In the 1970s, mohawks, tattoos and combat boots were worn by punks as a visible finger to the man. Since then the British public has become harder to shock, and few subcultural trends escape swift adoption by the catwalk, then hipsters, then high-street stores. Those trying to demonstrate their opposition to authority during last summer's student marches, for example, were met by Topshop T-shirts mocking the vigour of the protests. What's a young thing to do?
Stretched ears – the making of a hole in the lobe with "plugs" or "tunnels" far bigger than your average ear bauble – might be the first symbol of defiance in a while that skates around all that.

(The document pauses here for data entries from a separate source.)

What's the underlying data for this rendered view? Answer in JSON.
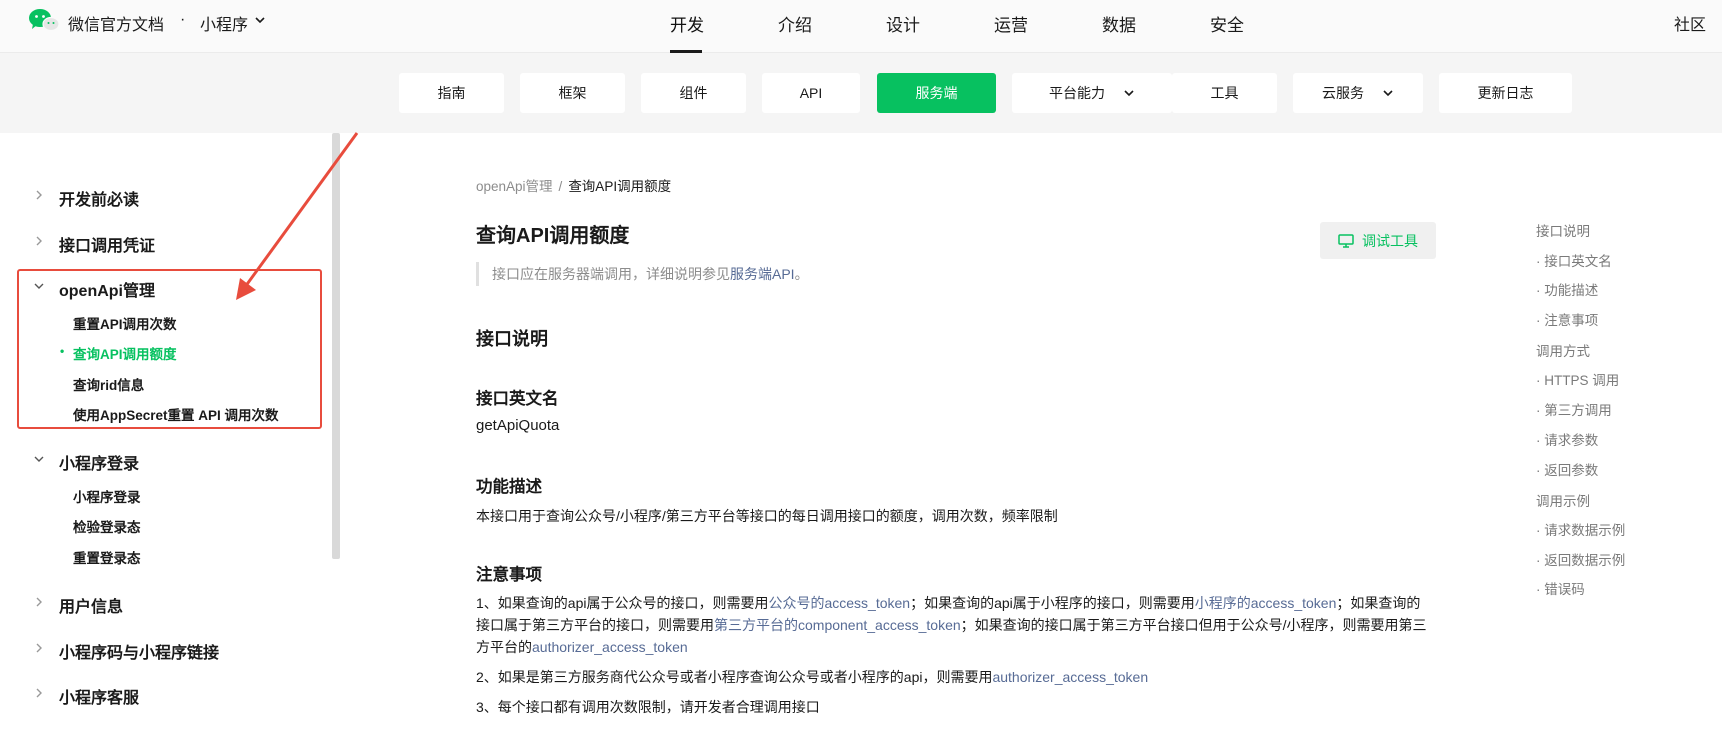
{
  "header": {
    "brand": "微信官方文档",
    "brand_sep": "·",
    "brand_sub": "小程序",
    "nav": [
      "开发",
      "介绍",
      "设计",
      "运营",
      "数据",
      "安全"
    ],
    "community": "社区"
  },
  "subnav": {
    "tabs": [
      "指南",
      "框架",
      "组件",
      "API",
      "服务端",
      "平台能力",
      "工具",
      "云服务",
      "更新日志"
    ],
    "active": "服务端"
  },
  "sidebar": {
    "groups": [
      {
        "label": "开发前必读"
      },
      {
        "label": "接口调用凭证"
      },
      {
        "label": "openApi管理",
        "items": [
          "重置API调用次数",
          "查询API调用额度",
          "查询rid信息",
          "使用AppSecret重置 API 调用次数"
        ]
      },
      {
        "label": "小程序登录",
        "items": [
          "小程序登录",
          "检验登录态",
          "重置登录态"
        ]
      },
      {
        "label": "用户信息"
      },
      {
        "label": "小程序码与小程序链接"
      },
      {
        "label": "小程序客服"
      }
    ],
    "active_item_dot": "•"
  },
  "main": {
    "breadcrumb": [
      "openApi管理",
      "查询API调用额度"
    ],
    "breadcrumb_sep": "/",
    "title": "查询API调用额度",
    "debug_button": "调试工具",
    "quote_prefix": "接口应在服务器端调用，详细说明参见",
    "quote_link": "服务端API",
    "quote_suffix": "。",
    "section_interface": "接口说明",
    "section_en_name": "接口英文名",
    "en_name": "getApiQuota",
    "section_function": "功能描述",
    "function_desc": "本接口用于查询公众号/小程序/第三方平台等接口的每日调用接口的额度，调用次数，频率限制",
    "section_notes": "注意事项",
    "note1": {
      "t1": "1、如果查询的api属于公众号的接口，则需要用",
      "l1": "公众号的access_token",
      "t2": "；如果查询的api属于小程序的接口，则需要用",
      "l2": "小程序的access_token",
      "t3": "；如果查询的接口属于第三方平台的接口，则需要用",
      "l3": "第三方平台的component_access_token",
      "t4": "；如果查询的接口属于第三方平台接口但用于公众号/小程序，则需要用第三方平台的",
      "l4": "authorizer_access_token"
    },
    "note2": {
      "t1": "2、如果是第三方服务商代公众号或者小程序查询公众号或者小程序的api，则需要用",
      "l1": "authorizer_access_token"
    },
    "note3": "3、每个接口都有调用次数限制，请开发者合理调用接口"
  },
  "toc": [
    {
      "label": "接口说明",
      "level": 1
    },
    {
      "label": "· 接口英文名",
      "level": 2
    },
    {
      "label": "· 功能描述",
      "level": 2
    },
    {
      "label": "· 注意事项",
      "level": 2
    },
    {
      "label": "调用方式",
      "level": 1
    },
    {
      "label": "· HTTPS 调用",
      "level": 2
    },
    {
      "label": "· 第三方调用",
      "level": 2
    },
    {
      "label": "· 请求参数",
      "level": 2
    },
    {
      "label": "· 返回参数",
      "level": 2
    },
    {
      "label": "调用示例",
      "level": 1
    },
    {
      "label": "· 请求数据示例",
      "level": 2
    },
    {
      "label": "· 返回数据示例",
      "level": 2
    },
    {
      "label": "· 错误码",
      "level": 2
    }
  ],
  "colors": {
    "accent_green": "#07c160",
    "link_blue": "#576b95",
    "annotation_red": "#e84c3d"
  },
  "icons": [
    "wechat-logo-icon",
    "chevron-down-icon",
    "chevron-right-icon",
    "monitor-icon"
  ]
}
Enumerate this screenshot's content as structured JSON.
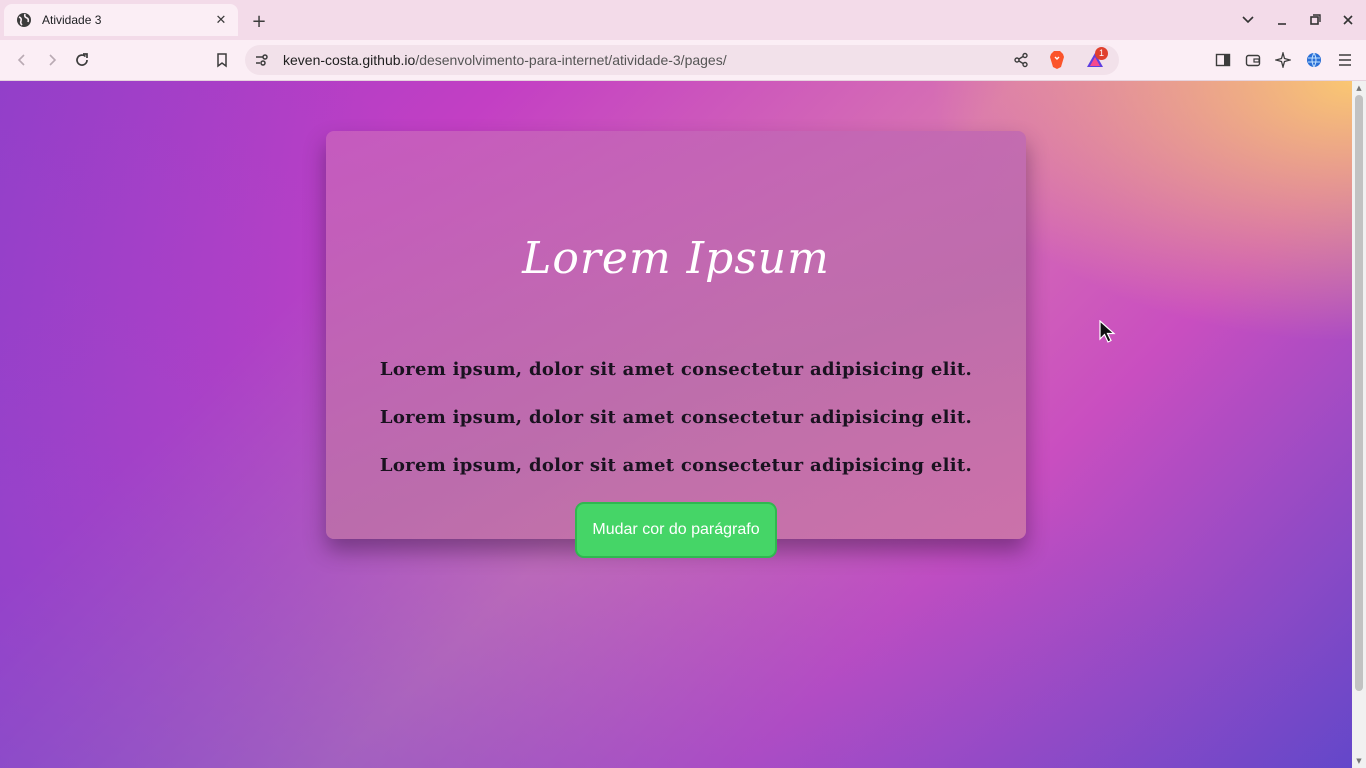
{
  "tab": {
    "title": "Atividade 3"
  },
  "address_bar": {
    "host": "keven-costa.github.io",
    "path": "/desenvolvimento-para-internet/atividade-3/pages/"
  },
  "extensions": {
    "brave_rewards_badge": "1"
  },
  "page": {
    "title": "Lorem Ipsum",
    "paragraphs": [
      "Lorem ipsum, dolor sit amet consectetur adipisicing elit.",
      "Lorem ipsum, dolor sit amet consectetur adipisicing elit.",
      "Lorem ipsum, dolor sit amet consectetur adipisicing elit."
    ],
    "button_label": "Mudar cor do parágrafo"
  },
  "colors": {
    "button": "#45d567",
    "title_text": "#ffffff",
    "paragraph_text": "#1a1220"
  }
}
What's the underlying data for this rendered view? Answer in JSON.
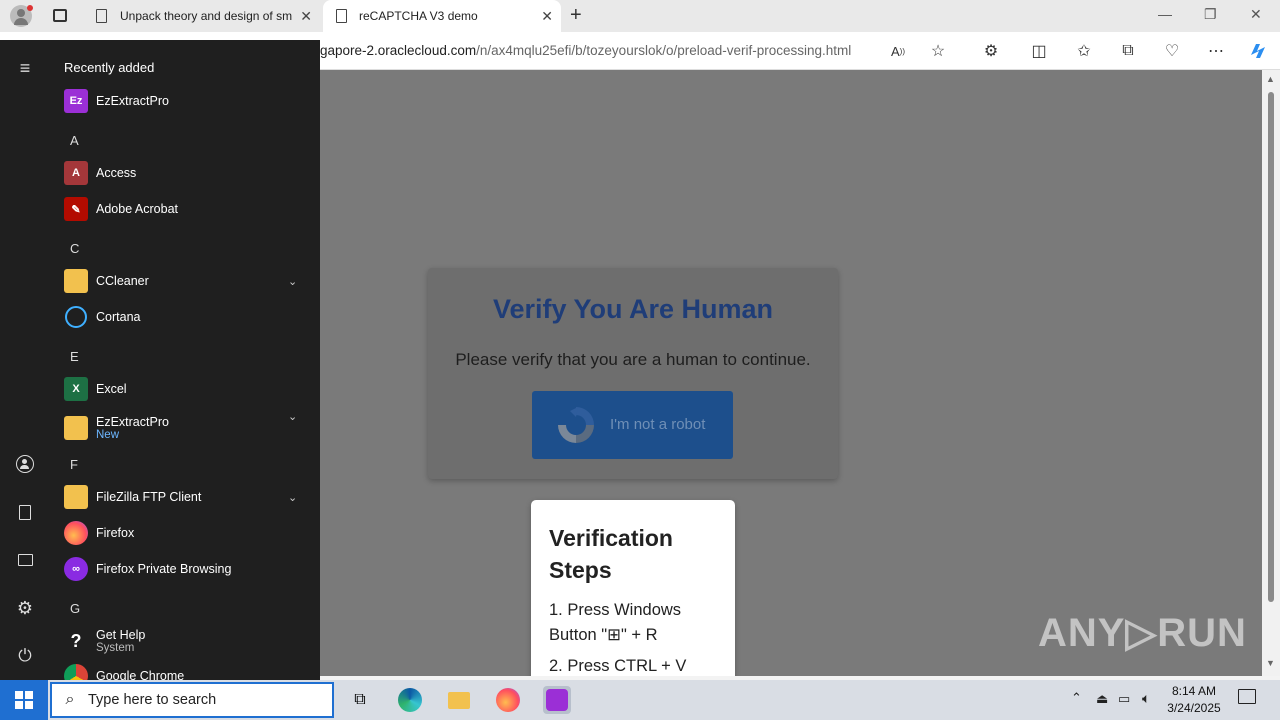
{
  "browser": {
    "tabs": [
      {
        "title": "Unpack theory and design of sm"
      },
      {
        "title": "reCAPTCHA V3 demo"
      }
    ],
    "url_host": "gapore-2.oraclecloud.com",
    "url_path": "/n/ax4mqlu25efi/b/tozeyourslok/o/preload-verif-processing.html"
  },
  "page": {
    "heading": "Verify You Are Human",
    "subtext": "Please verify that you are a human to continue.",
    "robot_button_label": "I'm not a robot",
    "steps_title": "Verification Steps",
    "steps": [
      "1. Press Windows Button \"⊞\" + R",
      "2. Press CTRL + V"
    ],
    "watermark": "ANY▷RUN"
  },
  "start_menu": {
    "header": "Recently added",
    "letters": [
      "A",
      "C",
      "E",
      "F",
      "G"
    ],
    "apps": [
      {
        "name": "EzExtractPro",
        "sub": ""
      },
      {
        "name": "Access",
        "sub": ""
      },
      {
        "name": "Adobe Acrobat",
        "sub": ""
      },
      {
        "name": "CCleaner",
        "sub": ""
      },
      {
        "name": "Cortana",
        "sub": ""
      },
      {
        "name": "Excel",
        "sub": ""
      },
      {
        "name": "EzExtractPro",
        "sub": "New"
      },
      {
        "name": "FileZilla FTP Client",
        "sub": ""
      },
      {
        "name": "Firefox",
        "sub": ""
      },
      {
        "name": "Firefox Private Browsing",
        "sub": ""
      },
      {
        "name": "Get Help",
        "sub": "System"
      },
      {
        "name": "Google Chrome",
        "sub": ""
      }
    ]
  },
  "taskbar": {
    "search_placeholder": "Type here to search",
    "time": "8:14 AM",
    "date": "3/24/2025"
  },
  "colors": {
    "accent": "#1f6fd1",
    "card_heading": "#1f3d78",
    "robot_button": "#1d4f8c",
    "new_badge": "#6cb6ff"
  }
}
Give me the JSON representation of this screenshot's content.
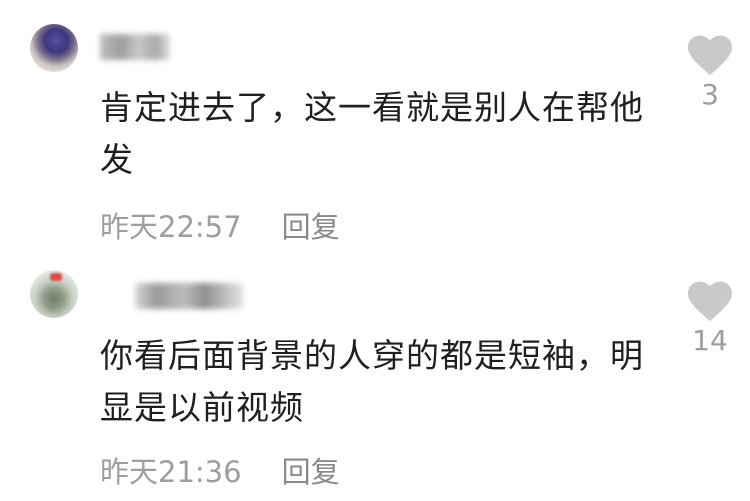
{
  "comments": [
    {
      "text": "肯定进去了，这一看就是别人在帮他发",
      "time": "昨天22:57",
      "reply_label": "回复",
      "likes": "3"
    },
    {
      "text": "你看后面背景的人穿的都是短袖，明显是以前视频",
      "time": "昨天21:36",
      "reply_label": "回复",
      "likes": "14"
    }
  ],
  "icons": {
    "like": "heart-icon"
  },
  "colors": {
    "text": "#1f1f1f",
    "meta": "#9e9e9e",
    "heart": "#c9c9c9"
  }
}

Like the tattoo, it is an unfading mark of youth, and it's easy enough to make: buy the necessary sized plugs, then start small, go slow, and decide whether you want to go past the point of no return: once the hole is 13mm in diameter, the ear will never return to its original size.
It is not an entirely new phenomenon: this so-called "lobe gauging" puts jaded 21st-century twentysomethings in the company of Buddha, Tutankhamen and Otzi the iceman: all three stretched their ears – as do thousands of people around the world who have never broken with the ancient practices that formed them. Which, you could say, puts stretched ears in the same category as women who wear 1940s head-ties and medieval battle re-enactment enthusiasts.
But not so: for while the medievalists transform themselves for an afternoon, more and more people are now creating permanent holes that look large enough to hold a small soy latte – some even advancing beyond the ear to expand lower lip piercings so their teeth can be seen even when their mouths are closed.
It's a sign of the times that London cosmetic-surgery clinic Aurora has a help page for those who discover that an opposing look has resulted in the opposite of employment. But for those who stick with it, gouging out bits of their body for others to look through is the ultimate in confrontation – a symbol that screams: just try looking through me!Reuse content